Solving the ESG-Cost Conundrum
According to research from NYU Stern School of Business, ESG and sustainability initiatives like carbon emissions reduction strategies can uncover hundreds of millions and even billions of dollars in savings. Organizations exploring ways to reduce their environmental impact may downsize their real estate footprint, seek buildings with environmental certifications or migrate data from onsite storage to the cloud — initiatives that decrease energy consumption and operating costs. PepsiCo famously saved $80 million in five years by recycling water used in its Arizona Frito-Lay snacks facility. Additional energy, packaging and waste reduction initiatives saved the company more than $600 million over that same period.
For finance leaders, half of the battle is ensuring that ESG initiatives are implemented with an eye on the bottom line. Integrating ESG into cost management means striking a balance between targeted, socially responsible cost-reduction initiatives and smart spending to fuel growth. Instead of slashing costs at the first sign of a slowdown, CFOs with a sustainability mindset focus on eliminating areas of waste and operational inefficiency. They reprioritize and reallocate costs toward initiatives that support long-term value creation objectives. By applying an ESG lens to cost management, finance leaders are more likely to expand profit margins.
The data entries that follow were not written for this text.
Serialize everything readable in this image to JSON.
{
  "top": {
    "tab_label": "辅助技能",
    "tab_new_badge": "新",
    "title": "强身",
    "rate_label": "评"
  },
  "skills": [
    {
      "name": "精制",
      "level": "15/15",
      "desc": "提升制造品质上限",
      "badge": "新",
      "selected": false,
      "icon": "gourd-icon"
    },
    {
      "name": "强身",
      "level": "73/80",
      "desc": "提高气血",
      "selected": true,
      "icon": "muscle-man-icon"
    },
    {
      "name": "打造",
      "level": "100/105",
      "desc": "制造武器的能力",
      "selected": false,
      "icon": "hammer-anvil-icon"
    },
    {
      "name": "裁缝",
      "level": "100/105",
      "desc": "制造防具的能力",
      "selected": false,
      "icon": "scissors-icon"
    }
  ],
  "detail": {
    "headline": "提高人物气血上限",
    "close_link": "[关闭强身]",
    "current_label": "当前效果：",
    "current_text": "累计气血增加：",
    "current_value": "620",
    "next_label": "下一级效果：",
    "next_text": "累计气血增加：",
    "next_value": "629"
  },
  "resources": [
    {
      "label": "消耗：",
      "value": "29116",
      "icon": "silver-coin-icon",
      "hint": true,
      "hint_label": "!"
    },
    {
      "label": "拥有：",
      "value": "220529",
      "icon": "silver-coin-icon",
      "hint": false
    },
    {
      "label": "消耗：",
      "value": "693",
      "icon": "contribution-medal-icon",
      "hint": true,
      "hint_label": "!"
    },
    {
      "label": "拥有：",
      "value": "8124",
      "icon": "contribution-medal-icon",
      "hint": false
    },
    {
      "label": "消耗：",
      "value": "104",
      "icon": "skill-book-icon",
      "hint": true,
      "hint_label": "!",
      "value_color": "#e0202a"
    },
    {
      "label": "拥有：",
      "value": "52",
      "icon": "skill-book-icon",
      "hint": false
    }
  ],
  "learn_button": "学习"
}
The bottom line? ESG and cost optimization can and should go hand in hand.
ESG Integration Boosts Long-term Revenues
Organizations with sustainable business models grow faster than those without them. Tesla, in creating the first luxury electric vehicle, saw the fastest revenue growth over the last decade of the 10 largest public companies.
Sustainable business model innovation is quickly becoming necessary to attract and retain ESG-conscious customers. In the U.S., 61% of consumers rate sustainability as an important purchase criterion. 42% are willing to pay a premium for sustainable products or services. The purchasing data backs this sentiment: Between 2013 and 2018, sustainably-marketed products grew faster than alternatives in 90% of consumer packaged goods categories, NYU Stern research found.
Tesla represents a breakthrough technology that effectively created a new market, but that is not the only path to sustainability. Redesigning products to use recycled materials, last longer, or be recyclable at end-of-life can be a competitive differentiator that increases market share. Adopting ethical sourcing practices may also provide revenue uplift. CFOs can support revenue-generating ESG strategies by budgeting for sustainable innovation initiatives and partnering with the sustainability team to quantify and track the potential financial value created.
While ESG can open new markets and drive new innovations and sources of revenue, neglecting ESG can also put revenue at risk. From increased insurance premiums to lower credit ratings and customer attrition, failure to adequately address ESG factors can result in a significant hit to the bottom line. Visibility into ESG risk exposure is essential to understanding how financial performance may be affected. CFOs need to assess the potential impact and likelihood of ESG risk events on financial performance, as well as consider material ESG priorities when making decisions on where to fund growth and innovation.
The CFO as ESG Champion
Few roles are better positioned than the CFO to motivate and mobilize an organization to adopt new behaviors and embrace change. Leading by example is key: CFOs need to embed ESG into their own decision-making processes. Business investments and performance goals should align with the established ESG vision. Finance leaders must also drive accountability, not only through external reporting efforts, but also by setting internal targets and incentivizing progress toward them. For ESG strategy to transform from vague values to tangible action, CFOs need to take the lead.
Note: Originally published by BDO USA. Prepared by Christopher Tower, ESG Strategy and Services Leader and Karen Baum, Sustainability & ESG Advisory Services Leader.